[Data records for software interfaces]
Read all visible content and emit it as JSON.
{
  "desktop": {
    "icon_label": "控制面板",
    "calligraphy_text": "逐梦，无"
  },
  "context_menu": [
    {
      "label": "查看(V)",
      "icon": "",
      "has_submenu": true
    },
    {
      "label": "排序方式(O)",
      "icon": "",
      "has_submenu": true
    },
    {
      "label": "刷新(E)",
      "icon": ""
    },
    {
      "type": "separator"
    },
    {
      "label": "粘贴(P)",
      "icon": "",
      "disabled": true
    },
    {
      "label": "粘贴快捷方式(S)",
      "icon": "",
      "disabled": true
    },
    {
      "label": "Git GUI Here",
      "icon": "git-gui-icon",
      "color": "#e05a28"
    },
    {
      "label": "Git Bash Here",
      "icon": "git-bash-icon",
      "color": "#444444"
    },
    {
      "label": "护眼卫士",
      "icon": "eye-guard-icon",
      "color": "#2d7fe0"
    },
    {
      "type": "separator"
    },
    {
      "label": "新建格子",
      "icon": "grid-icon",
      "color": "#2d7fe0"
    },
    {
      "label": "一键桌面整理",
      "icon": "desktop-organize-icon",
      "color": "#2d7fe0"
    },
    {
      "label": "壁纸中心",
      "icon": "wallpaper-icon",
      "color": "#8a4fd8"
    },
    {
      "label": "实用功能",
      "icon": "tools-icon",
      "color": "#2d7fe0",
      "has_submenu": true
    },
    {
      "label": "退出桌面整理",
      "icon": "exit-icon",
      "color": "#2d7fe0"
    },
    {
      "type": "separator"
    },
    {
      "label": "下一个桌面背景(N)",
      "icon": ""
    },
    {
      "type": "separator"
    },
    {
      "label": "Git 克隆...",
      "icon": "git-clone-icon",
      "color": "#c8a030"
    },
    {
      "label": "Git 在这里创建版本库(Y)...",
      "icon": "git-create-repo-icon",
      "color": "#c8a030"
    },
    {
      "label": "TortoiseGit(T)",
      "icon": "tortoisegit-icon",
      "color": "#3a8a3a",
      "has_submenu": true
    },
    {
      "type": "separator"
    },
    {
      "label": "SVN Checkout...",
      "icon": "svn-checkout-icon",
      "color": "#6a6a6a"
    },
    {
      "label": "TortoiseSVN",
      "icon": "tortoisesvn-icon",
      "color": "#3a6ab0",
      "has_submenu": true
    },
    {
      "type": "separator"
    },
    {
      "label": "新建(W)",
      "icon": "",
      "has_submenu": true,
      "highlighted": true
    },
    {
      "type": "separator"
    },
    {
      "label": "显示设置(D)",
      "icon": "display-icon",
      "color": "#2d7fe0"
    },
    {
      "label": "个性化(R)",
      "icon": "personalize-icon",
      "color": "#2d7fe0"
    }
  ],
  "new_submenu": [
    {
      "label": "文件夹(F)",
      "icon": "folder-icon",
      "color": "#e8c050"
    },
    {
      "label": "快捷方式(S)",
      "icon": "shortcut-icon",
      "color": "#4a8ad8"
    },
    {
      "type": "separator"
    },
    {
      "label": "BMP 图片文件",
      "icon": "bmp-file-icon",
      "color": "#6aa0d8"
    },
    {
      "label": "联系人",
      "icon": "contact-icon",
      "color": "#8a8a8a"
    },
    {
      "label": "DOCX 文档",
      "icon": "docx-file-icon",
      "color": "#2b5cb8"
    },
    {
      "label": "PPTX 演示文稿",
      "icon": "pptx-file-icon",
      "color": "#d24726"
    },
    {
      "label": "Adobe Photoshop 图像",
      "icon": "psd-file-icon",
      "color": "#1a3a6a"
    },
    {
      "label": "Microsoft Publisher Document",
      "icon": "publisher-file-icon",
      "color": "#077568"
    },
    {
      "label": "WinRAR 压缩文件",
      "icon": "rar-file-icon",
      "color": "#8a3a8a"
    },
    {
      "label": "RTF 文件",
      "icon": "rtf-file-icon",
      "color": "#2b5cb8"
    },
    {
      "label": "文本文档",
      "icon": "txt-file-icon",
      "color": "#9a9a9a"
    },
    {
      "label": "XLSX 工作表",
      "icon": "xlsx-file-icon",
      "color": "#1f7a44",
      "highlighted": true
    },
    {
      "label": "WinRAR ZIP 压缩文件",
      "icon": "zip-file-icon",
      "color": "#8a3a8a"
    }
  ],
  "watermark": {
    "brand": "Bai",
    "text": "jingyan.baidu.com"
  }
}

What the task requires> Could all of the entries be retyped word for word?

Task solution>
Read all visible content and emit it as JSON.
{
  "desktop": {
    "icon_label": "控制面板",
    "calligraphy_text": "逐梦，无"
  },
  "context_menu": [
    {
      "label": "查看(V)",
      "icon": "",
      "has_submenu": true
    },
    {
      "label": "排序方式(O)",
      "icon": "",
      "has_submenu": true
    },
    {
      "label": "刷新(E)",
      "icon": ""
    },
    {
      "type": "separator"
    },
    {
      "label": "粘贴(P)",
      "icon": "",
      "disabled": true
    },
    {
      "label": "粘贴快捷方式(S)",
      "icon": "",
      "disabled": true
    },
    {
      "label": "Git GUI Here",
      "icon": "git-gui-icon",
      "color": "#e05a28"
    },
    {
      "label": "Git Bash Here",
      "icon": "git-bash-icon",
      "color": "#444444"
    },
    {
      "label": "护眼卫士",
      "icon": "eye-guard-icon",
      "color": "#2d7fe0"
    },
    {
      "type": "separator"
    },
    {
      "label": "新建格子",
      "icon": "grid-icon",
      "color": "#2d7fe0"
    },
    {
      "label": "一键桌面整理",
      "icon": "desktop-organize-icon",
      "color": "#2d7fe0"
    },
    {
      "label": "壁纸中心",
      "icon": "wallpaper-icon",
      "color": "#8a4fd8"
    },
    {
      "label": "实用功能",
      "icon": "tools-icon",
      "color": "#2d7fe0",
      "has_submenu": true
    },
    {
      "label": "退出桌面整理",
      "icon": "exit-icon",
      "color": "#2d7fe0"
    },
    {
      "type": "separator"
    },
    {
      "label": "下一个桌面背景(N)",
      "icon": ""
    },
    {
      "type": "separator"
    },
    {
      "label": "Git 克隆...",
      "icon": "git-clone-icon",
      "color": "#c8a030"
    },
    {
      "label": "Git 在这里创建版本库(Y)...",
      "icon": "git-create-repo-icon",
      "color": "#c8a030"
    },
    {
      "label": "TortoiseGit(T)",
      "icon": "tortoisegit-icon",
      "color": "#3a8a3a",
      "has_submenu": true
    },
    {
      "type": "separator"
    },
    {
      "label": "SVN Checkout...",
      "icon": "svn-checkout-icon",
      "color": "#6a6a6a"
    },
    {
      "label": "TortoiseSVN",
      "icon": "tortoisesvn-icon",
      "color": "#3a6ab0",
      "has_submenu": true
    },
    {
      "type": "separator"
    },
    {
      "label": "新建(W)",
      "icon": "",
      "has_submenu": true,
      "highlighted": true
    },
    {
      "type": "separator"
    },
    {
      "label": "显示设置(D)",
      "icon": "display-icon",
      "color": "#2d7fe0"
    },
    {
      "label": "个性化(R)",
      "icon": "personalize-icon",
      "color": "#2d7fe0"
    }
  ],
  "new_submenu": [
    {
      "label": "文件夹(F)",
      "icon": "folder-icon",
      "color": "#e8c050"
    },
    {
      "label": "快捷方式(S)",
      "icon": "shortcut-icon",
      "color": "#4a8ad8"
    },
    {
      "type": "separator"
    },
    {
      "label": "BMP 图片文件",
      "icon": "bmp-file-icon",
      "color": "#6aa0d8"
    },
    {
      "label": "联系人",
      "icon": "contact-icon",
      "color": "#8a8a8a"
    },
    {
      "label": "DOCX 文档",
      "icon": "docx-file-icon",
      "color": "#2b5cb8"
    },
    {
      "label": "PPTX 演示文稿",
      "icon": "pptx-file-icon",
      "color": "#d24726"
    },
    {
      "label": "Adobe Photoshop 图像",
      "icon": "psd-file-icon",
      "color": "#1a3a6a"
    },
    {
      "label": "Microsoft Publisher Document",
      "icon": "publisher-file-icon",
      "color": "#077568"
    },
    {
      "label": "WinRAR 压缩文件",
      "icon": "rar-file-icon",
      "color": "#8a3a8a"
    },
    {
      "label": "RTF 文件",
      "icon": "rtf-file-icon",
      "color": "#2b5cb8"
    },
    {
      "label": "文本文档",
      "icon": "txt-file-icon",
      "color": "#9a9a9a"
    },
    {
      "label": "XLSX 工作表",
      "icon": "xlsx-file-icon",
      "color": "#1f7a44",
      "highlighted": true
    },
    {
      "label": "WinRAR ZIP 压缩文件",
      "icon": "zip-file-icon",
      "color": "#8a3a8a"
    }
  ],
  "watermark": {
    "brand": "Bai",
    "text": "jingyan.baidu.com"
  }
}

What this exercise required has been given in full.